┏━━

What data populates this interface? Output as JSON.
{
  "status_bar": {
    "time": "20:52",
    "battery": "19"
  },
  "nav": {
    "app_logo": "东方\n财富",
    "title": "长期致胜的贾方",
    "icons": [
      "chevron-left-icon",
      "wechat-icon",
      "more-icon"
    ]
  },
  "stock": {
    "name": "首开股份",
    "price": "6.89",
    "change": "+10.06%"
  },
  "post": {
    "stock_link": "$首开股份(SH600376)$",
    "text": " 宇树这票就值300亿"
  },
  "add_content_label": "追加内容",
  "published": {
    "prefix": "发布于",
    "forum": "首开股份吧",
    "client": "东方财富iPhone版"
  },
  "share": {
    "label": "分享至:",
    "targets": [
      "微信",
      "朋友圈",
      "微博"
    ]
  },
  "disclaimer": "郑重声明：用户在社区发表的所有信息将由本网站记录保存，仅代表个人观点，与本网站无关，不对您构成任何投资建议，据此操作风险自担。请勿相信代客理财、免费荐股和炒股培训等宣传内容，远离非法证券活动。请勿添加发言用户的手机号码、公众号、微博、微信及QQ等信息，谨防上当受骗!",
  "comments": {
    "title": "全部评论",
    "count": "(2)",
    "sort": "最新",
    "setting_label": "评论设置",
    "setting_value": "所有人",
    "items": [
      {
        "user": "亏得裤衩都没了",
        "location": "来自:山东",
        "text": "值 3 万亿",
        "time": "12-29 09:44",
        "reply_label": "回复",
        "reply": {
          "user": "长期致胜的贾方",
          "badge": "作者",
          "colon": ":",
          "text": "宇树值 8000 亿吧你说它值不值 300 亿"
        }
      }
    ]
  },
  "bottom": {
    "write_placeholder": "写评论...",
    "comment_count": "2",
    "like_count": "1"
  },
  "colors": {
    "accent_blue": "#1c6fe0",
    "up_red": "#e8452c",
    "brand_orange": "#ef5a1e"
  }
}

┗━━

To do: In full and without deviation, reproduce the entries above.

Response to this exercise:
What data populates this interface? Output as JSON.
{
  "status_bar": {
    "time": "20:52",
    "battery": "19"
  },
  "nav": {
    "app_logo": "东方\n财富",
    "title": "长期致胜的贾方",
    "icons": [
      "chevron-left-icon",
      "wechat-icon",
      "more-icon"
    ]
  },
  "stock": {
    "name": "首开股份",
    "price": "6.89",
    "change": "+10.06%"
  },
  "post": {
    "stock_link": "$首开股份(SH600376)$",
    "text": " 宇树这票就值300亿"
  },
  "add_content_label": "追加内容",
  "published": {
    "prefix": "发布于",
    "forum": "首开股份吧",
    "client": "东方财富iPhone版"
  },
  "share": {
    "label": "分享至:",
    "targets": [
      "微信",
      "朋友圈",
      "微博"
    ]
  },
  "disclaimer": "郑重声明：用户在社区发表的所有信息将由本网站记录保存，仅代表个人观点，与本网站无关，不对您构成任何投资建议，据此操作风险自担。请勿相信代客理财、免费荐股和炒股培训等宣传内容，远离非法证券活动。请勿添加发言用户的手机号码、公众号、微博、微信及QQ等信息，谨防上当受骗!",
  "comments": {
    "title": "全部评论",
    "count": "(2)",
    "sort": "最新",
    "setting_label": "评论设置",
    "setting_value": "所有人",
    "items": [
      {
        "user": "亏得裤衩都没了",
        "location": "来自:山东",
        "text": "值 3 万亿",
        "time": "12-29 09:44",
        "reply_label": "回复",
        "reply": {
          "user": "长期致胜的贾方",
          "badge": "作者",
          "colon": ":",
          "text": "宇树值 8000 亿吧你说它值不值 300 亿"
        }
      }
    ]
  },
  "bottom": {
    "write_placeholder": "写评论...",
    "comment_count": "2",
    "like_count": "1"
  },
  "colors": {
    "accent_blue": "#1c6fe0",
    "up_red": "#e8452c",
    "brand_orange": "#ef5a1e"
  }
}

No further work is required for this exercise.